A state auditor report released Thursday reveals insufficient oversight and other issues from two Iowa Department of Education initiatives designed to serve at-risk children and families.
The performance audit shows that administrators failed to competitively award grants and “sufficiently monitor use of funding” for the Shared Visions Preschool Program and the Early Elementary Innovative Grants based on a review of data from July 1, 2006 through June 30, 2012.
“When programs get put on autopilot is when you run the risk of things not operating correctly,” said Annette Campbell, director of the performance investigation division for Iowa’s Office of the Auditor of State, though she noted the issues were not “very egregious.”
“I think the department could be more active in their monitoring,” she said.
The Shared Visions Preschool Program serves children ages 3 to 5 as well as their families with preschool, full-day kindergarten and additional educational services while the Early Elementary Innovative Grants – also known as the At-Risk K-3 Grants – fund kindergarten through third-grade programming for schools with large populations of students from financially disadvantaged families.
“We thought it was a fair review,” said Jeff Berger, deputy director of the Iowa Department of Education. “I think some of the concerns expressed in the report were valid concerns. We went through a time in ‘09 and ’10 when we were doing across the board cuts and struggling to make ends meet … We were struggling to meet our obligation, there’s no doubt about it.”
The Cedar Rapids, Iowa City and College Community school districts are among the entities that received funding from these programs during the six years studied in the audit. The report showed that, rather than continually seek new or additional recipients, the department “instead awarded funding primarily to the same grantees each fiscal year.”
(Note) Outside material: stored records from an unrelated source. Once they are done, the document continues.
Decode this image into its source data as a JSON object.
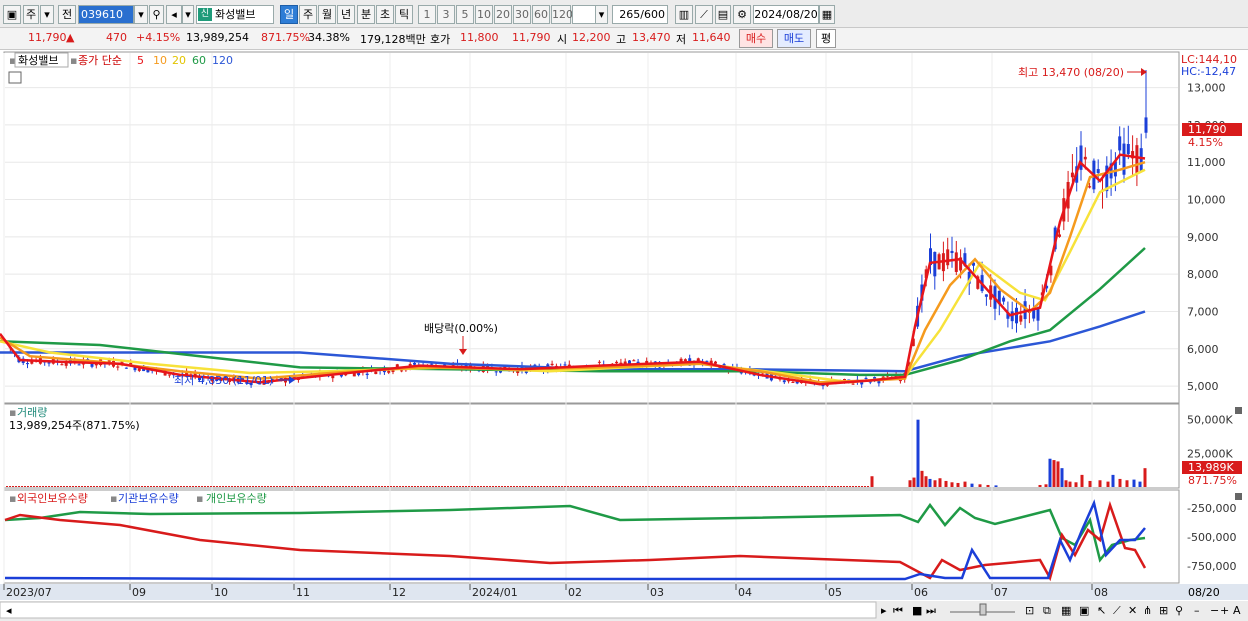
{
  "toolbar": {
    "type_label": "주",
    "all_label": "전",
    "code": "039610",
    "name_badge": "신",
    "stock_name": "화성밸브",
    "periods": [
      "일",
      "주",
      "월",
      "년",
      "분",
      "초",
      "틱"
    ],
    "active_period": "일",
    "intervals": [
      "1",
      "3",
      "5",
      "10",
      "20",
      "30",
      "60",
      "120"
    ],
    "count": "265",
    "count_max": "/600",
    "date": "2024/08/20"
  },
  "quote": {
    "price": "11,790",
    "change": "470",
    "change_pct": "+4.15%",
    "volume": "13,989,254",
    "volume_pct": "871.75%",
    "turnover": "34.38%",
    "amount": "179,128백만",
    "ask_label": "호가",
    "ask": "11,800",
    "bid": "11,790",
    "open_label": "시",
    "open": "12,200",
    "high_label": "고",
    "high": "13,470",
    "low_label": "저",
    "low": "11,640",
    "buy_label": "매수",
    "sell_label": "매도",
    "eval_label": "평"
  },
  "colors": {
    "up": "#d81b1b",
    "down": "#1b3fd8",
    "ma5": "#e8151b",
    "ma10": "#f59a1d",
    "ma20": "#f7e23a",
    "ma60": "#1f9a46",
    "ma120": "#2c57d6"
  },
  "chart_data": [
    {
      "type": "candlestick",
      "panel": "price",
      "legend": {
        "name": "화성밸브",
        "prefix": "종가 단순",
        "ma": [
          "5",
          "10",
          "20",
          "60",
          "120"
        ]
      },
      "lc_label": "LC:144,10",
      "hc_label": "HC:-12,47",
      "yticks": [
        "13,000",
        "12,000",
        "11,000",
        "10,000",
        "9,000",
        "8,000",
        "7,000",
        "6,000",
        "5,000"
      ],
      "ytick_values": [
        13000,
        12000,
        11000,
        10000,
        9000,
        8000,
        7000,
        6000,
        5000
      ],
      "ylim": [
        4600,
        13900
      ],
      "last_price_label": "11,790",
      "last_pct_label": "4.15%",
      "annotations": {
        "high": "최고 13,470 (08/20)",
        "low": "최저 4,830 (11/01)",
        "dividend": "배당락(0.00%)"
      },
      "ma_anchors": {
        "ma5": [
          [
            0,
            6400
          ],
          [
            20,
            5700
          ],
          [
            60,
            5650
          ],
          [
            120,
            5600
          ],
          [
            180,
            5300
          ],
          [
            260,
            5100
          ],
          [
            330,
            5300
          ],
          [
            420,
            5550
          ],
          [
            520,
            5450
          ],
          [
            600,
            5550
          ],
          [
            700,
            5650
          ],
          [
            760,
            5300
          ],
          [
            820,
            5050
          ],
          [
            870,
            5150
          ],
          [
            905,
            5250
          ],
          [
            915,
            6600
          ],
          [
            930,
            8300
          ],
          [
            960,
            8400
          ],
          [
            990,
            7500
          ],
          [
            1010,
            6900
          ],
          [
            1040,
            7100
          ],
          [
            1060,
            9400
          ],
          [
            1080,
            11000
          ],
          [
            1100,
            10500
          ],
          [
            1120,
            11200
          ],
          [
            1145,
            11100
          ]
        ],
        "ma10": [
          [
            0,
            6300
          ],
          [
            30,
            5800
          ],
          [
            100,
            5650
          ],
          [
            180,
            5400
          ],
          [
            260,
            5200
          ],
          [
            330,
            5350
          ],
          [
            420,
            5500
          ],
          [
            520,
            5450
          ],
          [
            600,
            5500
          ],
          [
            700,
            5600
          ],
          [
            760,
            5400
          ],
          [
            820,
            5100
          ],
          [
            870,
            5150
          ],
          [
            905,
            5200
          ],
          [
            925,
            6500
          ],
          [
            950,
            7700
          ],
          [
            975,
            8400
          ],
          [
            1000,
            7600
          ],
          [
            1030,
            7000
          ],
          [
            1050,
            7500
          ],
          [
            1070,
            9000
          ],
          [
            1090,
            10600
          ],
          [
            1120,
            10800
          ],
          [
            1145,
            11000
          ]
        ],
        "ma20": [
          [
            0,
            6200
          ],
          [
            50,
            5900
          ],
          [
            150,
            5600
          ],
          [
            250,
            5350
          ],
          [
            330,
            5400
          ],
          [
            450,
            5500
          ],
          [
            550,
            5400
          ],
          [
            700,
            5600
          ],
          [
            780,
            5350
          ],
          [
            850,
            5100
          ],
          [
            905,
            5250
          ],
          [
            940,
            6500
          ],
          [
            980,
            8300
          ],
          [
            1020,
            7500
          ],
          [
            1045,
            7300
          ],
          [
            1070,
            8600
          ],
          [
            1100,
            10200
          ],
          [
            1130,
            10600
          ],
          [
            1145,
            10800
          ]
        ],
        "ma60": [
          [
            0,
            6200
          ],
          [
            100,
            6100
          ],
          [
            200,
            5800
          ],
          [
            300,
            5500
          ],
          [
            450,
            5450
          ],
          [
            600,
            5400
          ],
          [
            750,
            5400
          ],
          [
            860,
            5300
          ],
          [
            905,
            5300
          ],
          [
            960,
            5700
          ],
          [
            1010,
            6200
          ],
          [
            1050,
            6500
          ],
          [
            1100,
            7600
          ],
          [
            1145,
            8700
          ]
        ],
        "ma120": [
          [
            0,
            5900
          ],
          [
            150,
            5900
          ],
          [
            300,
            5900
          ],
          [
            450,
            5600
          ],
          [
            600,
            5450
          ],
          [
            750,
            5450
          ],
          [
            905,
            5400
          ],
          [
            960,
            5800
          ],
          [
            1050,
            6200
          ],
          [
            1100,
            6600
          ],
          [
            1145,
            7000
          ]
        ]
      }
    },
    {
      "type": "bar",
      "panel": "volume",
      "legend": "거래량",
      "value_label": "13,989,254주(871.75%)",
      "yticks": [
        "50,000K",
        "25,000K"
      ],
      "ytick_values": [
        50000,
        25000
      ],
      "last_label": "13,989K",
      "last_pct_label": "871.75%",
      "bars": [
        [
          872,
          8000
        ],
        [
          910,
          5000
        ],
        [
          914,
          7000
        ],
        [
          918,
          50000
        ],
        [
          922,
          12000
        ],
        [
          926,
          8000
        ],
        [
          930,
          6000
        ],
        [
          935,
          5000
        ],
        [
          940,
          6500
        ],
        [
          946,
          4500
        ],
        [
          952,
          3500
        ],
        [
          958,
          3000
        ],
        [
          965,
          4000
        ],
        [
          972,
          2500
        ],
        [
          980,
          2000
        ],
        [
          988,
          1500
        ],
        [
          996,
          1200
        ],
        [
          1040,
          1500
        ],
        [
          1046,
          2000
        ],
        [
          1050,
          21000
        ],
        [
          1054,
          20000
        ],
        [
          1058,
          19000
        ],
        [
          1062,
          14000
        ],
        [
          1066,
          5000
        ],
        [
          1070,
          4000
        ],
        [
          1076,
          3500
        ],
        [
          1082,
          9000
        ],
        [
          1090,
          4500
        ],
        [
          1100,
          5000
        ],
        [
          1108,
          4000
        ],
        [
          1113,
          9000
        ],
        [
          1120,
          6000
        ],
        [
          1127,
          5000
        ],
        [
          1134,
          5500
        ],
        [
          1140,
          4000
        ],
        [
          1145,
          13989
        ]
      ]
    },
    {
      "type": "line",
      "panel": "holdings",
      "series_names": [
        "외국인보유수량",
        "기관보유수량",
        "개인보유수량"
      ],
      "yticks": [
        "-250,000",
        "-500,000",
        "-750,000"
      ],
      "ytick_values": [
        -250000,
        -500000,
        -750000
      ]
    }
  ],
  "x_axis": {
    "labels": [
      "2023/07",
      "09",
      "10",
      "11",
      "12",
      "2024/01",
      "02",
      "03",
      "04",
      "05",
      "06",
      "07",
      "08"
    ],
    "right_label": "08/20"
  }
}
Berger attributed some of that to budget cuts, in the form of a 1.5 percent reduction in 2009 followed by a 10 percent decrease in 2010.
“If you’re given an amount and it just stays flat, it’s harder to do that without seeing programs just disappear,” he said. “We were sensitive to the fact that we wanted to make sure we were supporting good quality programs but we didn’t get the funding that we thought we might … I think some of the recipients of this grant have come to rely on this as a funding stream and it was never intended to be a funding stream. It was designed to create quality preschools where there were none.”
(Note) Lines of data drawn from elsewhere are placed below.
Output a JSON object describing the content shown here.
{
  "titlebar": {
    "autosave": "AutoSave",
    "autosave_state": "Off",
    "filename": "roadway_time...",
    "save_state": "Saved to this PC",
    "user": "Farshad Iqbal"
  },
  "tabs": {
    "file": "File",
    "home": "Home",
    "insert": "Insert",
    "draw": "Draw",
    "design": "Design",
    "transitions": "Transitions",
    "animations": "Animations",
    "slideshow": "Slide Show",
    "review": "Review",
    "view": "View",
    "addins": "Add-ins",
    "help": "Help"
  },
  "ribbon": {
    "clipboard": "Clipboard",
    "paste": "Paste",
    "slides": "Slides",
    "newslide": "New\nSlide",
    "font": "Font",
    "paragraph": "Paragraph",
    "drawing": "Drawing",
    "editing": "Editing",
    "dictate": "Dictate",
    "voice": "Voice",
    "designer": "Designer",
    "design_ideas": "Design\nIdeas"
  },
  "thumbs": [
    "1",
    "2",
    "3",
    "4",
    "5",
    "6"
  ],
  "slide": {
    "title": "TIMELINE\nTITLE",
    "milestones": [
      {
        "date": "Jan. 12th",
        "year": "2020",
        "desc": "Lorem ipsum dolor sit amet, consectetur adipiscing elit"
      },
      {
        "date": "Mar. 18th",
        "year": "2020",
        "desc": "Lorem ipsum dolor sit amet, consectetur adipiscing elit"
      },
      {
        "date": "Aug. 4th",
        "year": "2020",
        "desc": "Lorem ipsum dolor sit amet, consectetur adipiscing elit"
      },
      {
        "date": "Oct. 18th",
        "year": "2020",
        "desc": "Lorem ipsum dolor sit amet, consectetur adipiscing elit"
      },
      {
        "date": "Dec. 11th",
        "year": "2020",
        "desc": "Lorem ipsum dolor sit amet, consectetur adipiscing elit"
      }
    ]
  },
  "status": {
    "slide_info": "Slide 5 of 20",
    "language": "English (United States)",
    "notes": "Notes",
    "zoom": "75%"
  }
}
The report did not go into detail about whether or not certain areas or populations were underserved as a result of the way the grants were administered, with many of the entities initially applying for the dollars in the late ‘80s and early ‘90s, but Campbell acknowledged that potential consequence.
“We don’t have the documentation to make that determination,” she said. “We have no basis to say that they were served best or they were underserved or the ones who got it shouldn’t have gotten that funding but there is definitely the possibility that could’ve happened.”
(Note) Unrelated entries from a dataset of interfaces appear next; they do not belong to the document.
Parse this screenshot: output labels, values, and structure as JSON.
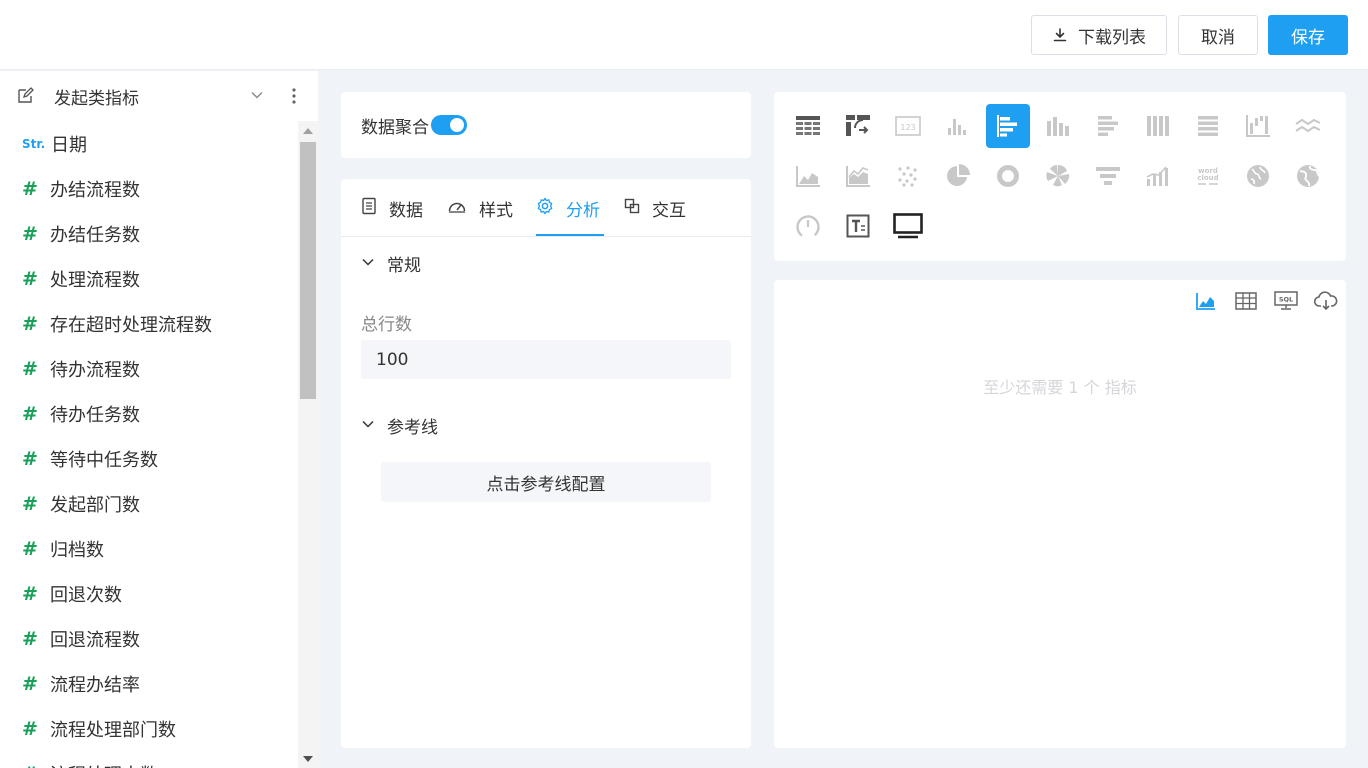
{
  "toolbar": {
    "download_label": "下载列表",
    "cancel_label": "取消",
    "save_label": "保存",
    "accent": "#1e9ff2"
  },
  "sidebar": {
    "title": "发起类指标",
    "items": [
      {
        "type": "Str.",
        "label": "日期"
      },
      {
        "type": "#",
        "label": "办结流程数"
      },
      {
        "type": "#",
        "label": "办结任务数"
      },
      {
        "type": "#",
        "label": "处理流程数"
      },
      {
        "type": "#",
        "label": "存在超时处理流程数"
      },
      {
        "type": "#",
        "label": "待办流程数"
      },
      {
        "type": "#",
        "label": "待办任务数"
      },
      {
        "type": "#",
        "label": "等待中任务数"
      },
      {
        "type": "#",
        "label": "发起部门数"
      },
      {
        "type": "#",
        "label": "归档数"
      },
      {
        "type": "#",
        "label": "回退次数"
      },
      {
        "type": "#",
        "label": "回退流程数"
      },
      {
        "type": "#",
        "label": "流程办结率"
      },
      {
        "type": "#",
        "label": "流程处理部门数"
      },
      {
        "type": "#",
        "label": "流程处理人数"
      }
    ]
  },
  "aggregation": {
    "label": "数据聚合",
    "enabled": true
  },
  "tabs": [
    {
      "label": "数据",
      "icon": "data-icon"
    },
    {
      "label": "样式",
      "icon": "gauge-icon"
    },
    {
      "label": "分析",
      "icon": "settings-icon",
      "active": true
    },
    {
      "label": "交互",
      "icon": "interaction-icon"
    }
  ],
  "analysis": {
    "general_title": "常规",
    "total_rows_label": "总行数",
    "total_rows_value": "100",
    "refline_title": "参考线",
    "refline_button": "点击参考线配置"
  },
  "chart_types": {
    "selected": "horizontal-bar-chart-icon",
    "icons": [
      "table-icon",
      "pivot-table-icon",
      "number-card-icon",
      "bar-chart-icon",
      "horizontal-bar-chart-icon",
      "grouped-bar-chart-icon",
      "stacked-horizontal-bar-icon",
      "percent-bar-icon",
      "percent-horizontal-bar-icon",
      "waterfall-chart-icon",
      "line-chart-icon",
      "area-chart-icon",
      "stacked-area-chart-icon",
      "scatter-chart-icon",
      "pie-chart-icon",
      "donut-chart-icon",
      "rose-chart-icon",
      "funnel-chart-icon",
      "bar-line-combo-icon",
      "word-cloud-icon",
      "map-icon",
      "globe-icon",
      "gauge-chart-icon",
      "text-card-icon",
      "screen-icon"
    ],
    "word_cloud_text": "word cloud"
  },
  "preview": {
    "hint": "至少还需要 1 个 指标",
    "sql_label": "SQL"
  }
}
While Berger chose not to go into details about how the estimated $7 million Shared Visions and $3 million At-Risk K-3 Grant funding would be awarded for the coming fiscal year, he said department staff will work to make sure the recipient pool is “balanced” when it comes to school size, region and urban or rural setting. Grant awards should be announced in May or June 2014, he said, and changes within the department are already underway.
The report also showed that the department didn’t adequately follow the money once it was dispersed, but both Berger and Campbell said there is no reason to believe funds were intentionally misspent.
The report includes recommendations for the department, such as verifying year-end reports, reviewing detailed expenditure records and requiring progress reports from programs who receive the funding.
“We’re pretty confident they’re going to get these recommendations in place in a timely manner,” Campbell said. “I think the department has already made significant strides in making those improvements.”
Berger noted that there has been staff turnover since the period included in the audit and that, along with the 2007-08 introduction of the Statewide Voluntary Preschool Program, have allowed the department to improve the process and bring the initiative back to its original purpose.
“I think we’re validating the concern because those concerns are already driving us in the direction we wanted to go in ourselves,” he said. “Honestly, making them reapply periodically forces them, just as this review forced us to look at what we’re doing and recalibrate, it does the same on the local level … That’s a healthy process for everybody.”